* _Information supplied_:
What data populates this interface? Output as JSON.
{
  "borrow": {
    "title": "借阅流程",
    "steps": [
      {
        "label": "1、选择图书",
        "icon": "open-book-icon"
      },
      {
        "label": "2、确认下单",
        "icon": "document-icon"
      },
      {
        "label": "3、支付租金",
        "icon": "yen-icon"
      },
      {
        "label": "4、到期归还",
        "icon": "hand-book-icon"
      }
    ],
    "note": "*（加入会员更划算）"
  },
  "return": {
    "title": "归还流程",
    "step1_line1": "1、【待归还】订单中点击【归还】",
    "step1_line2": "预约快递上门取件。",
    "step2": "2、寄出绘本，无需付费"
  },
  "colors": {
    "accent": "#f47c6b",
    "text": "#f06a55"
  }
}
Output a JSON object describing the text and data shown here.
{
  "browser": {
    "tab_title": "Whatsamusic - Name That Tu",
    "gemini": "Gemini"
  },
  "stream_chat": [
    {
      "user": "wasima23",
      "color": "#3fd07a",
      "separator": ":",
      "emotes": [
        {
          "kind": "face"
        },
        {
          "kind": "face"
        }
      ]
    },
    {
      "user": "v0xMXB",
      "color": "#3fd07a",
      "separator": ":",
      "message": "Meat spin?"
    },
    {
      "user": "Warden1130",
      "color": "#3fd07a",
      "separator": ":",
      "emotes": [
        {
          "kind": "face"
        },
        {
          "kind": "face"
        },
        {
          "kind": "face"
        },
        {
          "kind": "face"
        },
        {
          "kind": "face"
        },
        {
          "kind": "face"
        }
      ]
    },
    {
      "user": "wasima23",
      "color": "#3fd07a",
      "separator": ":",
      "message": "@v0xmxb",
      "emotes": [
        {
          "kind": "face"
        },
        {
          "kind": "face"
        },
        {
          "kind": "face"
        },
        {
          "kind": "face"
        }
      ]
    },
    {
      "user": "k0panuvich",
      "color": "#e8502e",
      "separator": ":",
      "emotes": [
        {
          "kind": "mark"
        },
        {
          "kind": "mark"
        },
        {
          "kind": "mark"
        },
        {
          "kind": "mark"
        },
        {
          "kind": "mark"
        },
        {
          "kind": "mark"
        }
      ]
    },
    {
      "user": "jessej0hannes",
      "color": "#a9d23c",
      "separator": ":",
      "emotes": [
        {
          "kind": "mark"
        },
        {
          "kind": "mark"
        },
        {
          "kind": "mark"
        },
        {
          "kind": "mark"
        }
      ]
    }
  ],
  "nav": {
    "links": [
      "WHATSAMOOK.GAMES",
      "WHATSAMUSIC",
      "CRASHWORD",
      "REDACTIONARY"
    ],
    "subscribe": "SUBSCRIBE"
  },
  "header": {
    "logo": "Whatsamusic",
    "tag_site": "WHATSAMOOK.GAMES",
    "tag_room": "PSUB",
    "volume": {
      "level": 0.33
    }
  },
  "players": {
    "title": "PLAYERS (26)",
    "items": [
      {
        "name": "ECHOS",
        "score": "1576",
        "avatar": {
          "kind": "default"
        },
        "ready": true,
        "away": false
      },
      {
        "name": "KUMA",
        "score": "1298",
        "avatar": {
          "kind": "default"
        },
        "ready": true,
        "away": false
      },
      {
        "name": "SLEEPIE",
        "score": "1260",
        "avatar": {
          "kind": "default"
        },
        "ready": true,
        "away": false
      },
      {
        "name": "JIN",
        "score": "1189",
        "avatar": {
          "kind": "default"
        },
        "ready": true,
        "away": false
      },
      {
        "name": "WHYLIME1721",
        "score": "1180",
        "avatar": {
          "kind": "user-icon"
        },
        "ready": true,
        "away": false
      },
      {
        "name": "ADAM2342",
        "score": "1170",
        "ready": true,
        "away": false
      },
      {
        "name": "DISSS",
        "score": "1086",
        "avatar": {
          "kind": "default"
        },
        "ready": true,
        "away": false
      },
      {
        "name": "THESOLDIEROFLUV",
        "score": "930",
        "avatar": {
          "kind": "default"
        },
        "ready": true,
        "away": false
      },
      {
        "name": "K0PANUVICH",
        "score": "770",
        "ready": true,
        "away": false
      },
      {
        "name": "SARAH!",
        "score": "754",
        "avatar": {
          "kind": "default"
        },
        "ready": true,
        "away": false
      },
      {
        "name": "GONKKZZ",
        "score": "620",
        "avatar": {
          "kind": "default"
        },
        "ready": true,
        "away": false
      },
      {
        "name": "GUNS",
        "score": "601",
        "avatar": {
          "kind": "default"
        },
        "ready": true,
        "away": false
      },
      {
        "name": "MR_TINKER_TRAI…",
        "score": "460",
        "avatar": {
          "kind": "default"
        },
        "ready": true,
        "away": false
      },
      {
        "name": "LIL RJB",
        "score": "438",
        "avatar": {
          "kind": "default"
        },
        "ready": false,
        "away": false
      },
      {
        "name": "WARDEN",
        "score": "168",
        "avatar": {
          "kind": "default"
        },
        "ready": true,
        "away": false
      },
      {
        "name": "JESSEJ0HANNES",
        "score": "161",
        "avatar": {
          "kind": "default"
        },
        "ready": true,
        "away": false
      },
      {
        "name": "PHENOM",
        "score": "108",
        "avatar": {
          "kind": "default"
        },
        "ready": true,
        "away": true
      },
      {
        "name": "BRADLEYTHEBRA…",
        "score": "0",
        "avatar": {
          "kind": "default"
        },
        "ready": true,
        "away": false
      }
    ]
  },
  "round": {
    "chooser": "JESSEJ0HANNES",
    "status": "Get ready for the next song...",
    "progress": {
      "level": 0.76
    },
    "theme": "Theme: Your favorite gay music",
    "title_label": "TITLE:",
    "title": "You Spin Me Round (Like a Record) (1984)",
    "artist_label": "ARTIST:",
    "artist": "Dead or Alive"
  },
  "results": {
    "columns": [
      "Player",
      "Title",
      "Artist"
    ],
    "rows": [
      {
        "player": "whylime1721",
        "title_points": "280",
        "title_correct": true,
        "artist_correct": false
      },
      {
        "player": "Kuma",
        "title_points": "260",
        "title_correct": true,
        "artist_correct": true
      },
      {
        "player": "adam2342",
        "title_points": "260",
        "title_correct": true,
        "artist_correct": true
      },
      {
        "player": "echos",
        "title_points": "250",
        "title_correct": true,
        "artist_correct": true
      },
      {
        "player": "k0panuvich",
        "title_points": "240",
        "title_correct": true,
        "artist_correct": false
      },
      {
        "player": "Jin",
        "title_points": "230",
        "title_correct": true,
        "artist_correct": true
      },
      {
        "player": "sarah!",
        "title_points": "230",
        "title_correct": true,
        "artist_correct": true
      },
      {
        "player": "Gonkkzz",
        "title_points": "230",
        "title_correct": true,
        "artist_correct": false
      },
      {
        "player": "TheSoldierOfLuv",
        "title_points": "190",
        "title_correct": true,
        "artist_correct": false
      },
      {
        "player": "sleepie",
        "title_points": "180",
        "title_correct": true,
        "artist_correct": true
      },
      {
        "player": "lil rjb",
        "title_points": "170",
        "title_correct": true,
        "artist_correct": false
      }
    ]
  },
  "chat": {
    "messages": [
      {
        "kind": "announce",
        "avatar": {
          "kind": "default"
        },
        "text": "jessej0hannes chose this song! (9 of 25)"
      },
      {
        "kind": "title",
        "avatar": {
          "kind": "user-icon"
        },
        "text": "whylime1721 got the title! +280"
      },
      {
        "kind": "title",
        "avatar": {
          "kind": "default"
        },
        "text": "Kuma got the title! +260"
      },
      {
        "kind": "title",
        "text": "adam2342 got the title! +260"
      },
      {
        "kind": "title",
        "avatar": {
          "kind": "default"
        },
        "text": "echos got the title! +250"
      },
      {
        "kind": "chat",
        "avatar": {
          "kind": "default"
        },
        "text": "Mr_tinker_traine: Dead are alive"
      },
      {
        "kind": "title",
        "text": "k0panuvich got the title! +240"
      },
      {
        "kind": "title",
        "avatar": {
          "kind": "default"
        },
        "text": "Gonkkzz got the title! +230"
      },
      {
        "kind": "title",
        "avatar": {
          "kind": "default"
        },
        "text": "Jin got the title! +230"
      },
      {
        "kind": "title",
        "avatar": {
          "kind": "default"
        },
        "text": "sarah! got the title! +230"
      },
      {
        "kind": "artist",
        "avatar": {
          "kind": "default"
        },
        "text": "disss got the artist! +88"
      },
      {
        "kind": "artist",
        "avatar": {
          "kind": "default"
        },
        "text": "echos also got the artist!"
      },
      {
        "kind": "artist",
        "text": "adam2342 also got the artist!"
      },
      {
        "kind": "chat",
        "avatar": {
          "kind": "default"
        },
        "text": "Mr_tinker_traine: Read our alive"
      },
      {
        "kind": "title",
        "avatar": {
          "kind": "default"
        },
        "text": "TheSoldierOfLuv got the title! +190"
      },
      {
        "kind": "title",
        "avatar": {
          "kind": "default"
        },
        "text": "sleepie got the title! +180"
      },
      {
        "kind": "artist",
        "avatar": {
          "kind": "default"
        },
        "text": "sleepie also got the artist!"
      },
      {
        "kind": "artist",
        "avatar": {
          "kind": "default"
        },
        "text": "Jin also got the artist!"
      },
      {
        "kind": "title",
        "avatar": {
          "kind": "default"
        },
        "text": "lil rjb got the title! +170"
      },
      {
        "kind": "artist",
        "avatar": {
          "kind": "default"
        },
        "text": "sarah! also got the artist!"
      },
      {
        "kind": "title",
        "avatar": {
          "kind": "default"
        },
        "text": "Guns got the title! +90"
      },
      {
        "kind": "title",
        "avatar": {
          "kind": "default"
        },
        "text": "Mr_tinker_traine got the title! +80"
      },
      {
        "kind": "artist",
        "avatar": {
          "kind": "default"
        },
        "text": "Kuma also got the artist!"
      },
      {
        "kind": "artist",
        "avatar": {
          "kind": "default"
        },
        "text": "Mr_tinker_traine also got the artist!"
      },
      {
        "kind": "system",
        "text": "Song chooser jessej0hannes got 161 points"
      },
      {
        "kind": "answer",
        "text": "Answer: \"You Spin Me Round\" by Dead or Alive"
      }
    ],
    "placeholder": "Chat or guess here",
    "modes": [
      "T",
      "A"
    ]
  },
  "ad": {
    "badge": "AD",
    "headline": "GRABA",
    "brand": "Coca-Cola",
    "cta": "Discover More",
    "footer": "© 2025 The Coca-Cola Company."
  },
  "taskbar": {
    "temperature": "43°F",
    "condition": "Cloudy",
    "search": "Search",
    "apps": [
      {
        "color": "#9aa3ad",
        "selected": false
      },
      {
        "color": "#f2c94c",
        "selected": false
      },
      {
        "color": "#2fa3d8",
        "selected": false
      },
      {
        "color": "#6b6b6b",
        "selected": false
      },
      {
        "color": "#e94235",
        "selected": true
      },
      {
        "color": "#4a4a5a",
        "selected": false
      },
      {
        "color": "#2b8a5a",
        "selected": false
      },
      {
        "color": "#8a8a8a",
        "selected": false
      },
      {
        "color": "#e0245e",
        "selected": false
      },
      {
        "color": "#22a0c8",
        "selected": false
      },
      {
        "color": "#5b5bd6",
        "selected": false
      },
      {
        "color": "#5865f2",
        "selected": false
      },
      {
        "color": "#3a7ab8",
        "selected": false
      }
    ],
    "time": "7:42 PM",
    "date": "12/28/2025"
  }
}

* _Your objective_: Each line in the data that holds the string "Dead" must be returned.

* _Reply_:
    "artist": "Dead or Alive"
        "text": "Mr_tinker_traine: Dead are alive"
        "text": "Answer: \"You Spin Me Round\" by Dead or Alive"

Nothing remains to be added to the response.